The first of these was with Adrian. If you haven’t heard his story, I suggest you check out the Physio Matters podcast here. By chance, I sat down at the same table as Adrian at lunch, and when I asked him what he did, I was expecting the usual stock answer of physio/researcher/blah blah blah. When he said he was here as a patient, I paused for a moment. Then, (and I apologize to Adrian and to the other folk sat at the table for this) I got a bit over-excited and started to fire questions at him as it occurred to me what an amazing opportunity it was. And, the more I think about it, the more it makes me realize how absent the patient voice is. I have never had the chance to sit down on an equal footing with a patient and discuss their experiences, their thoughts, their beliefs. And that’s not right. Sure, on a daily basis in clinic I ask questions that I hope might give an inkling into these processes, but often I feel that the situation, social niceties and the power imbalance of the situation all have an impact on the responses. Hence, I never truly know what the patient is thinking.

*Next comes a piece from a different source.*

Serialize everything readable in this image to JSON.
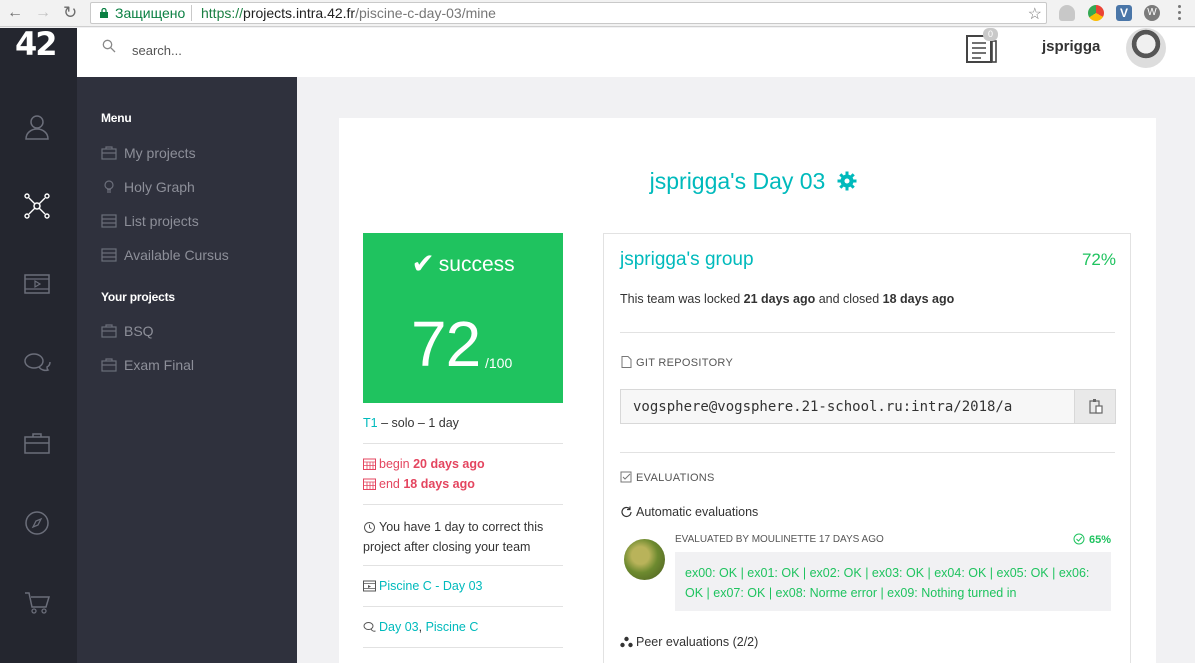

I can’t see how we can possibly work towards what I hope is a shared goal of improved patient understanding and empowerment without that voice. So, a massive thanks to Adrian for attending and for a brief bit of his time, to Jack for inviting him and here’s to an ever-greater voice for the patient, the centre of the what we’re about. I believe Adrian (and Joletta Belton) are speaking at the conference in October – go listen to them.
The second conversation happened with someone who I won’t name, for reasons that will become obvious. We talked about some of their recent studies, and we got on to the topic of models of back pain (as you do in the pub #tragic). Like myself (10 years ago) they had been taught a model of flexion being a mechanism for causing disc prolapse and extension as a possible mechanism of relocation. Only, they had been taught it pretty recently. Now, the subject of spinal flexion is well beyond what I want to discuss here (I suggest you have a look at Greg Lehman’s blog here) but suffice to say I’m broadly in the ‘flex away, although I’d probably observe traditional form if lifting heavy weights’ camp. Now, I think there’s a real issue with telling folk that bending has prolapsed their disc, ‘cause it turns out spinal flexion is actually really useful. I can use it to put on pants, look at interesting growth-s on my feet, curl up in the foetal position whilst my four-year old son attacks me with cardboard tubes (don’t ask), you name it. I flex my spine many, many times a day, and I reckon you probably do to. So, I’m pretty concerned about a model that tells you not to do that, unless there’s very strong evidence not to. And I’m even more concerned that this is what the bright young physios of the future are getting taught.
I spoke to a patient today, who had twenty minutes of ‘heat lamp’ as part of their treatment for what is a complex persistent shoulder pain. She told me how angry that made her, and what a waste of time it was. That’s not part of physio as I see it- it’s the epitome of low-value. Part of this journey of change (you might think that the profession is fine as it is, and whilst I disagree, I certainly respect your right to your view- this is all about a dialogue) has to start with those enthusiastic young souls who are entering the profession- and their training has to reflect the current evidence. Clearly, some universities are doing a fantastic job of this, but clearly some- not so much.
I think the Big R’s recognizes that the challenges our profession faces are wide and varied, and I’ve discussed but two of them- but I reckon they’re pretty important ones all the same. And if the whole Big R’s thing seems like some sort of self-appointed back-slapathon, fair enough- get your voice heard- it’s what it’s about. Tickets for October’s conference are available here